= About this task =
Pictures do not belong in the copy. Return all of the entries exactly.

(Data about app and page elements)
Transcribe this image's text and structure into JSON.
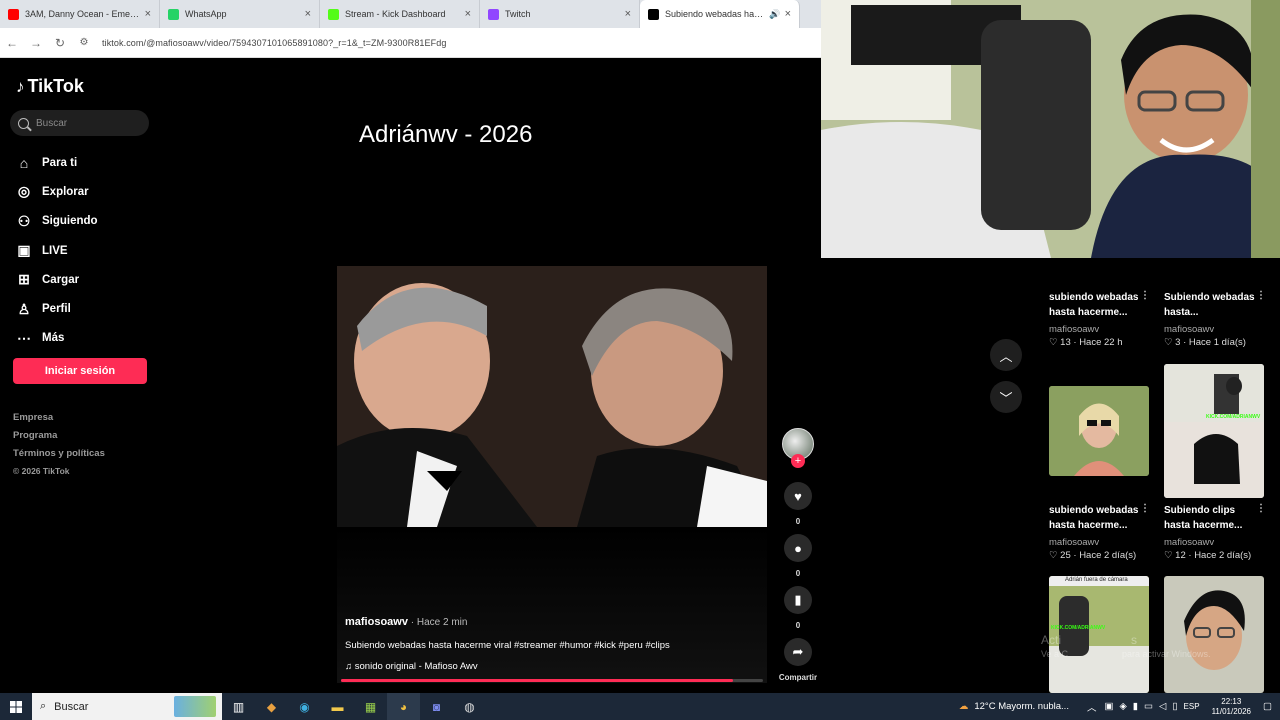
{
  "browser": {
    "tabs": [
      {
        "label": "3AM, Danny Ocean - Emeycé (V",
        "icon": "youtube-icon",
        "color": "#ff0000"
      },
      {
        "label": "WhatsApp",
        "icon": "whatsapp-icon",
        "color": "#25d366"
      },
      {
        "label": "Stream - Kick Dashboard",
        "icon": "kick-icon",
        "color": "#53fc18"
      },
      {
        "label": "Twitch",
        "icon": "twitch-icon",
        "color": "#9146ff"
      },
      {
        "label": "Subiendo webadas hasta h",
        "icon": "tiktok-icon",
        "color": "#000000"
      }
    ],
    "url": "tiktok.com/@mafiosoawv/video/7594307101065891080?_r=1&_t=ZM-9300R81EFdg"
  },
  "sidebar": {
    "logo": "TikTok",
    "search_placeholder": "Buscar",
    "menu": [
      {
        "label": "Para ti",
        "icon": "home-icon",
        "glyph": "⌂"
      },
      {
        "label": "Explorar",
        "icon": "compass-icon",
        "glyph": "◎"
      },
      {
        "label": "Siguiendo",
        "icon": "following-icon",
        "glyph": "⚇"
      },
      {
        "label": "LIVE",
        "icon": "live-icon",
        "glyph": "▣"
      },
      {
        "label": "Cargar",
        "icon": "upload-icon",
        "glyph": "⊞"
      },
      {
        "label": "Perfil",
        "icon": "profile-icon",
        "glyph": "♙"
      },
      {
        "label": "Más",
        "icon": "more-icon",
        "glyph": "⋯"
      }
    ],
    "login": "Iniciar sesión",
    "footer": [
      "Empresa",
      "Programa",
      "Términos y políticas"
    ],
    "copyright": "© 2026 TikTok"
  },
  "video": {
    "title": "Adriánwv - 2026",
    "author": "mafiosoawv",
    "time": " · Hace 2 min",
    "description": "Subiendo webadas hasta hacerme viral #streamer #humor #kick #peru #clips",
    "sound": "sonido original - Mafioso Awv",
    "progress": 0.93
  },
  "actions": {
    "likes": "0",
    "comments": "0",
    "saves": "0",
    "share": "Compartir"
  },
  "recommendations": [
    {
      "title": "subiendo webadas hasta hacerme...",
      "author": "mafiosoawv",
      "likes": "13",
      "age": "Hace 22 h"
    },
    {
      "title": "Subiendo webadas hasta...",
      "author": "mafiosoawv",
      "likes": "3",
      "age": "Hace 1 día(s)"
    },
    {
      "title": "subiendo webadas hasta hacerme...",
      "author": "mafiosoawv",
      "likes": "25",
      "age": "Hace 2 día(s)"
    },
    {
      "title": "Subiendo clips hasta hacerme...",
      "author": "mafiosoawv",
      "likes": "12",
      "age": "Hace 2 día(s)"
    }
  ],
  "thumb_texts": {
    "kick_tag": "KICK.COM/ADRIANWV",
    "away": "Adrián fuera de cámara"
  },
  "watermark": {
    "line1": "Acti",
    "line1b": "s",
    "line2": "Ve a C",
    "line2b": "para activar Windows."
  },
  "taskbar": {
    "search": "Buscar",
    "weather": "12°C  Mayorm. nubla...",
    "lang": "ESP",
    "time": "22:13",
    "date": "11/01/2026"
  }
}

= Solved exercise =
Transcribe this image's text and structure into JSON.
{
  "browser": {
    "tabs": [
      {
        "label": "3AM, Danny Ocean - Emeycé (V",
        "icon": "youtube-icon",
        "color": "#ff0000"
      },
      {
        "label": "WhatsApp",
        "icon": "whatsapp-icon",
        "color": "#25d366"
      },
      {
        "label": "Stream - Kick Dashboard",
        "icon": "kick-icon",
        "color": "#53fc18"
      },
      {
        "label": "Twitch",
        "icon": "twitch-icon",
        "color": "#9146ff"
      },
      {
        "label": "Subiendo webadas hasta h",
        "icon": "tiktok-icon",
        "color": "#000000"
      }
    ],
    "url": "tiktok.com/@mafiosoawv/video/7594307101065891080?_r=1&_t=ZM-9300R81EFdg"
  },
  "sidebar": {
    "logo": "TikTok",
    "search_placeholder": "Buscar",
    "menu": [
      {
        "label": "Para ti",
        "icon": "home-icon",
        "glyph": "⌂"
      },
      {
        "label": "Explorar",
        "icon": "compass-icon",
        "glyph": "◎"
      },
      {
        "label": "Siguiendo",
        "icon": "following-icon",
        "glyph": "⚇"
      },
      {
        "label": "LIVE",
        "icon": "live-icon",
        "glyph": "▣"
      },
      {
        "label": "Cargar",
        "icon": "upload-icon",
        "glyph": "⊞"
      },
      {
        "label": "Perfil",
        "icon": "profile-icon",
        "glyph": "♙"
      },
      {
        "label": "Más",
        "icon": "more-icon",
        "glyph": "⋯"
      }
    ],
    "login": "Iniciar sesión",
    "footer": [
      "Empresa",
      "Programa",
      "Términos y políticas"
    ],
    "copyright": "© 2026 TikTok"
  },
  "video": {
    "title": "Adriánwv - 2026",
    "author": "mafiosoawv",
    "time": " · Hace 2 min",
    "description": "Subiendo webadas hasta hacerme viral #streamer #humor #kick #peru #clips",
    "sound": "sonido original - Mafioso Awv",
    "progress": 0.93
  },
  "actions": {
    "likes": "0",
    "comments": "0",
    "saves": "0",
    "share": "Compartir"
  },
  "recommendations": [
    {
      "title": "subiendo webadas hasta hacerme...",
      "author": "mafiosoawv",
      "likes": "13",
      "age": "Hace 22 h"
    },
    {
      "title": "Subiendo webadas hasta...",
      "author": "mafiosoawv",
      "likes": "3",
      "age": "Hace 1 día(s)"
    },
    {
      "title": "subiendo webadas hasta hacerme...",
      "author": "mafiosoawv",
      "likes": "25",
      "age": "Hace 2 día(s)"
    },
    {
      "title": "Subiendo clips hasta hacerme...",
      "author": "mafiosoawv",
      "likes": "12",
      "age": "Hace 2 día(s)"
    }
  ],
  "thumb_texts": {
    "kick_tag": "KICK.COM/ADRIANWV",
    "away": "Adrián fuera de cámara"
  },
  "watermark": {
    "line1": "Acti",
    "line1b": "s",
    "line2": "Ve a C",
    "line2b": "para activar Windows."
  },
  "taskbar": {
    "search": "Buscar",
    "weather": "12°C  Mayorm. nubla...",
    "lang": "ESP",
    "time": "22:13",
    "date": "11/01/2026"
  }
}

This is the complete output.